Filmed in what I affectionately call super marionation (think Stingray and Thunderbirds, or um, Team America: World Police), Rudolph is one of the most endearing holidays specials ever made because of the animation style, the music, the voice performances, and the characters.
Johnny Marks originally wrote the song and Gene Autry turned it into a No. 1 hit in 1949. Burl Ives lent his voice to the TV special as Sam the Snowman and he also sings Rudolph the Red Nosed Reindeer, Silver and Gold and A Holly Jolly Christmas.
When I watched it again this year, I noticed a few things that bothered me.
- Rudolph the Red Nosed Reindeer – 1964
We all know the story.

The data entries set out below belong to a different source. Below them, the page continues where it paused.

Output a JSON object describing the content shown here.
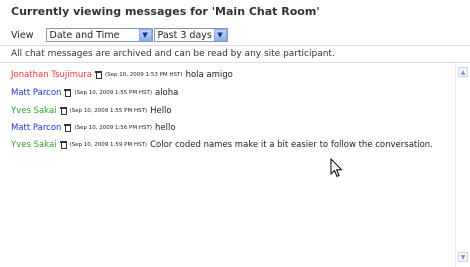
{
  "header": {
    "title": "Currently viewing messages for 'Main Chat Room'"
  },
  "view": {
    "label": "View",
    "sort_selected": "Date and Time",
    "range_selected": "Past 3 days"
  },
  "notice": "All chat messages are archived and can be read by any site participant.",
  "colors": {
    "red": "#ff3333",
    "blue": "#2233cc",
    "green": "#33a033"
  },
  "messages": [
    {
      "name": "Jonathan Tsujimura",
      "time": "(Sep 10, 2009 1:53 PM HST)",
      "text": "hola amigo",
      "color": "#ff3333"
    },
    {
      "name": "Matt Parcon",
      "time": "(Sep 10, 2009 1:55 PM HST)",
      "text": "aloha",
      "color": "#2233cc"
    },
    {
      "name": "Yves Sakai",
      "time": "(Sep 10, 2009 1:55 PM HST)",
      "text": "Hello",
      "color": "#33a033"
    },
    {
      "name": "Matt Parcon",
      "time": "(Sep 10, 2009 1:56 PM HST)",
      "text": "hello",
      "color": "#2233cc"
    },
    {
      "name": "Yves Sakai",
      "time": "(Sep 10, 2009 1:59 PM HST)",
      "text": "Color coded names make it a bit easier to follow the conversation.",
      "color": "#33a033"
    }
  ]
}
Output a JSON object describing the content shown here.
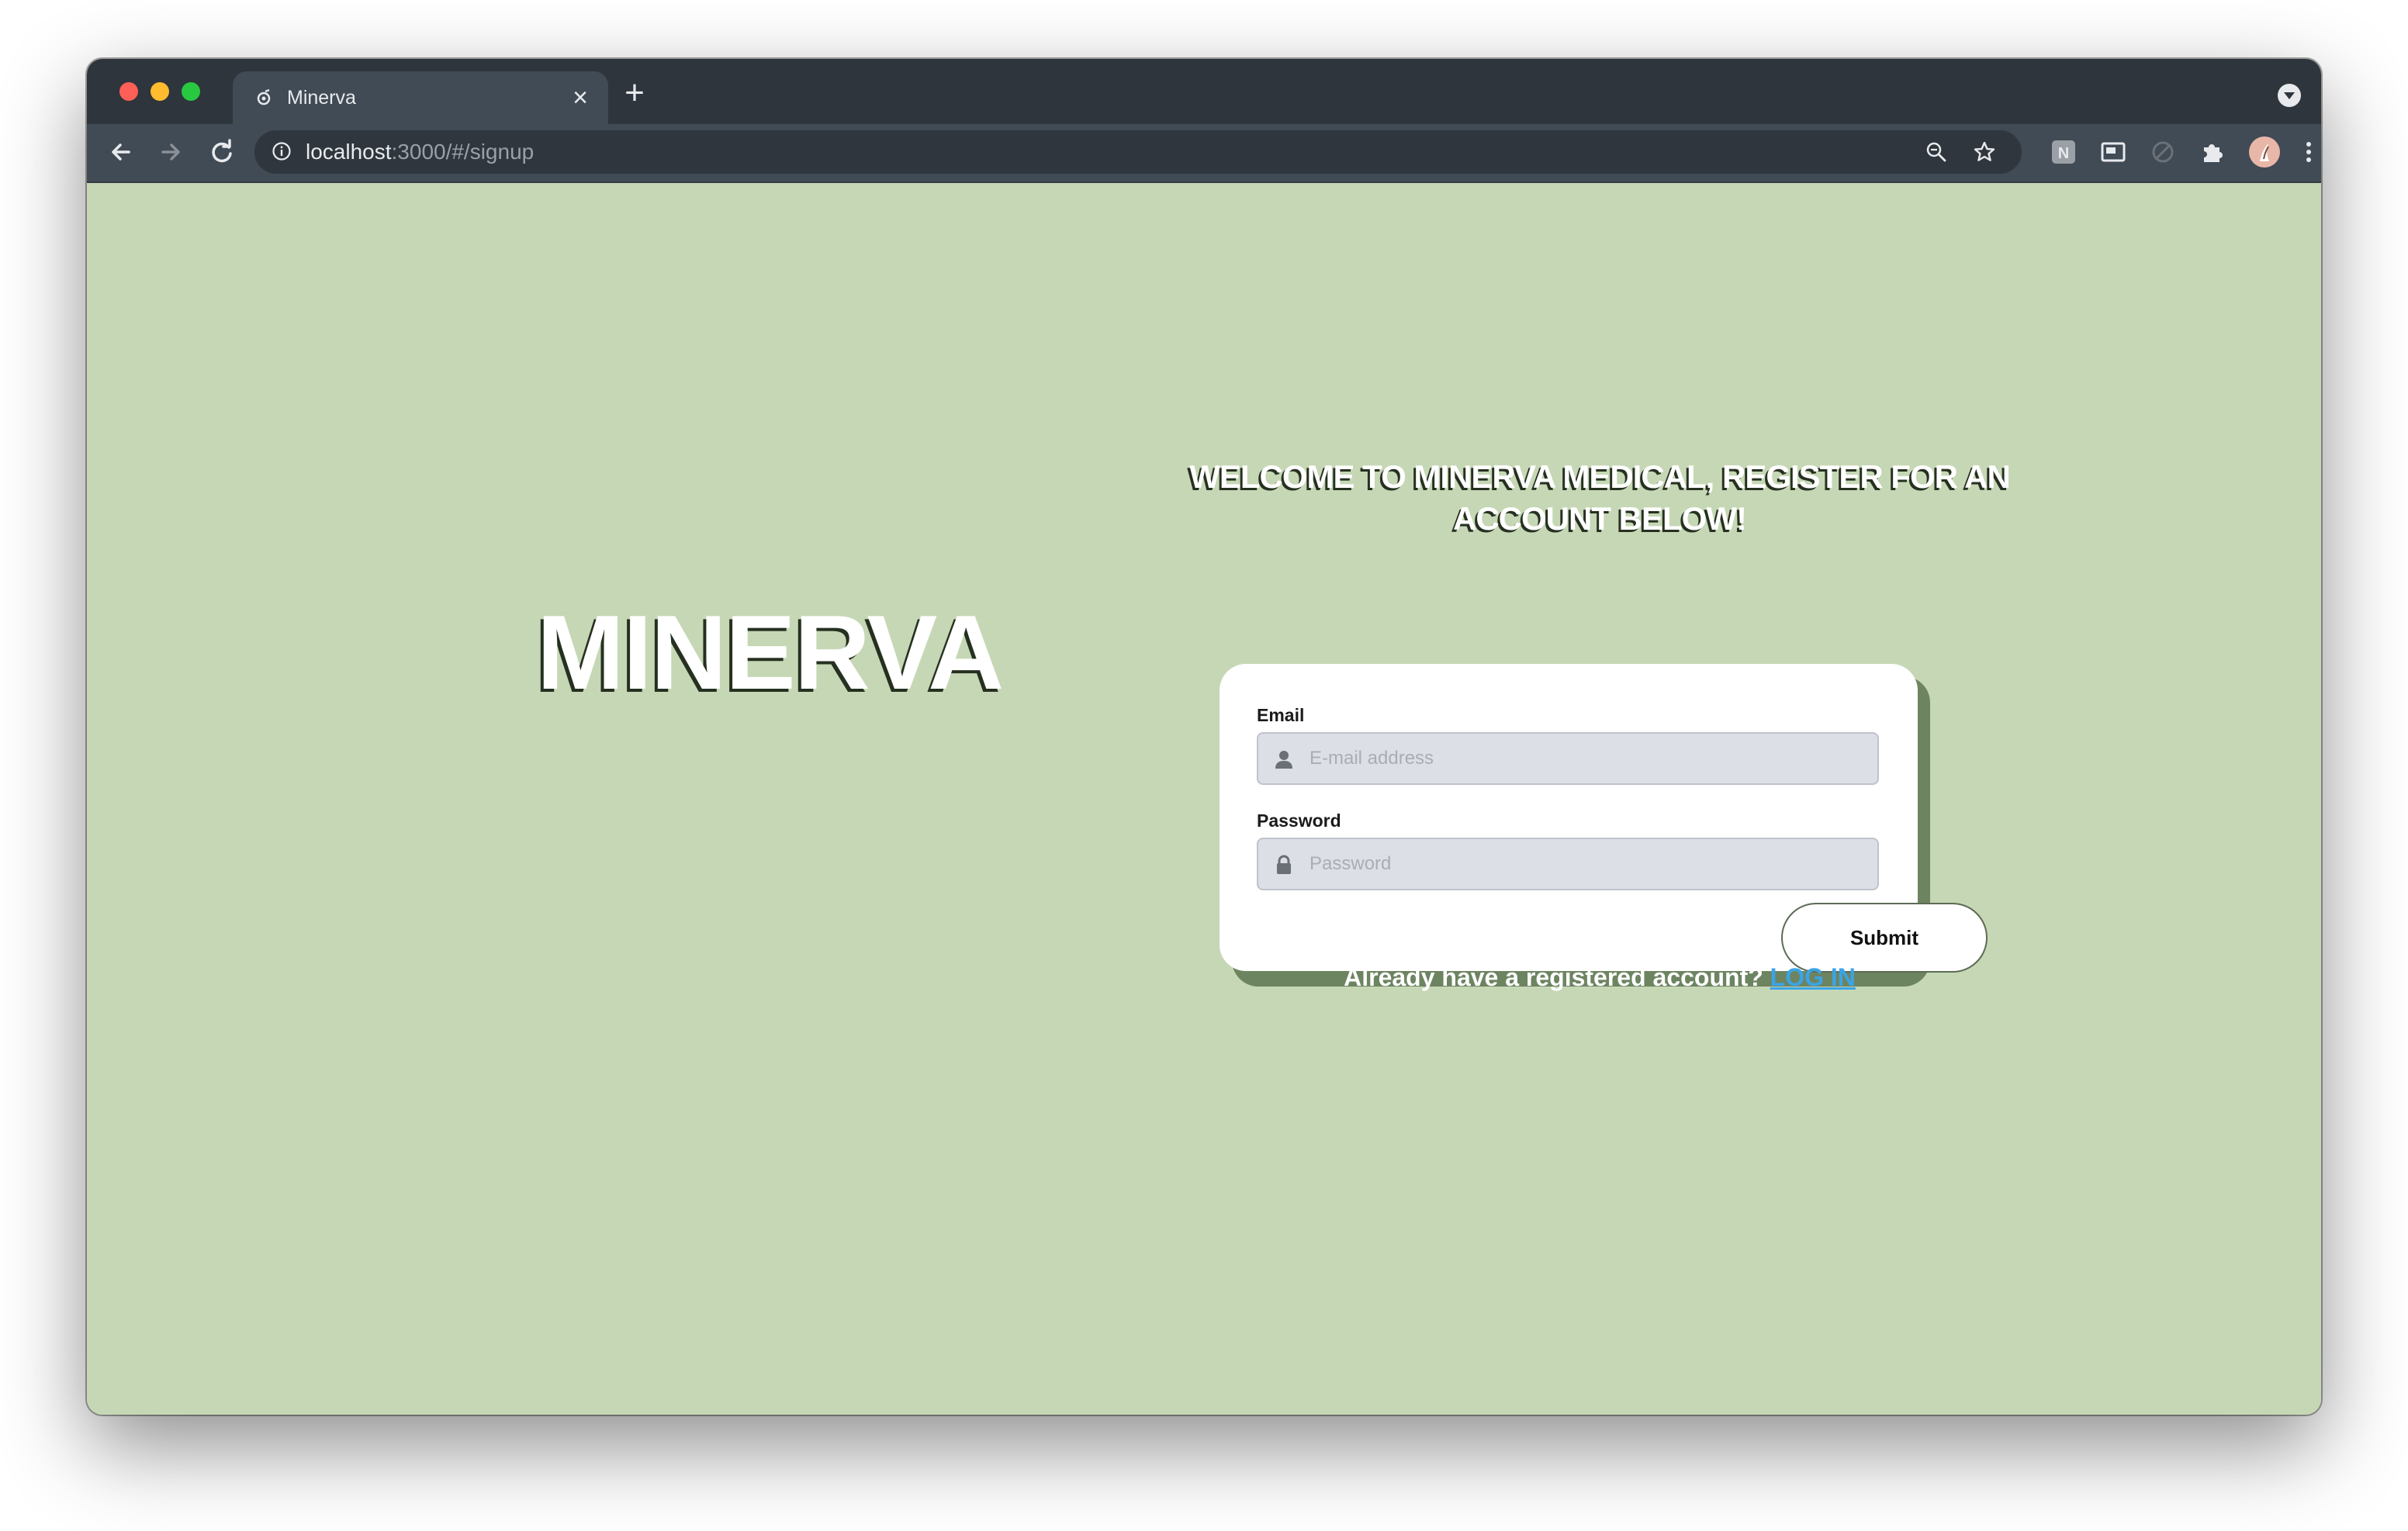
{
  "browser": {
    "tab": {
      "title": "Minerva",
      "favicon": "minerva-favicon-icon"
    },
    "url": {
      "host": "localhost",
      "path": ":3000/#/signup"
    },
    "toolbar_icons": [
      "back-arrow-icon",
      "forward-arrow-icon",
      "reload-icon",
      "site-info-icon",
      "zoom-icon",
      "bookmark-star-icon",
      "extension-n-icon",
      "picture-in-picture-icon",
      "extension-icon",
      "puzzle-extensions-icon",
      "profile-avatar",
      "menu-kebab-icon"
    ]
  },
  "page": {
    "logo": "MINERVA",
    "welcome": "WELCOME TO MINERVA MEDICAL, REGISTER FOR AN ACCOUNT BELOW!",
    "form": {
      "email_label": "Email",
      "email_placeholder": "E-mail address",
      "password_label": "Password",
      "password_placeholder": "Password",
      "submit_label": "Submit"
    },
    "login_prompt": "Already have a registered account?",
    "login_link": "LOG IN"
  },
  "colors": {
    "page_background": "#c6d7b5",
    "card_shadow": "#6d8461",
    "link": "#3ba4e6"
  }
}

Rudolph is born with a birth defect and rather than cherish his son, Donner decides to hide the affliction. Eventually Rudolph’s honker is discovered and the other reindeer proceed to discriminate against him. They bullied and excluded him because he was different. Even Santa Claus was guilty here. This resonates tonight because my background TV program is the final episode of Nick News with Linda Ellerbe (don’t judge me). I just watched a segment on children who are different or have special needs.
One doe, Clarice, accepts Rudolph for who he is but it’s not enough to keep Rudolph from striking out with Hermie, an elf who’d rather be a dentist. They end up on the Island of Misfit Toys. Eventually, they make their way back to Christmastown and Rudolph’s affliction turns out to be just what everyone needs as the storm of the century threatens to cause the cancellation of Christmas. Santa asks Rudolph to guide his sleigh through the storm.
So, the lesson here is we have no use for you if you’re different – make yourself useful and we have a place for you?!? The older I get, the more of a humanist I become. Politically, the more to the center I drift. Don’t read into that – I am no humanitarian. But you know what? We are all the same. We should all be treated equally. And you know what? I think that’s the overarching message here, it’s just a little ham-handed.
Don’t get me wrong. I love the show. I watch it every year. It wouldn’t be on this list if I didn’t. These elements just struck me as odd this year. The characters are endearing – Rudolph, Yukon Cornelius, Hermie, Clarice, even the Abominable Snowman. The music is wonderful and many of the songs have become beloved Christmas classics that stand on their own apart from the show.
More Supermarionation to come Christmas party people. Stay tuned.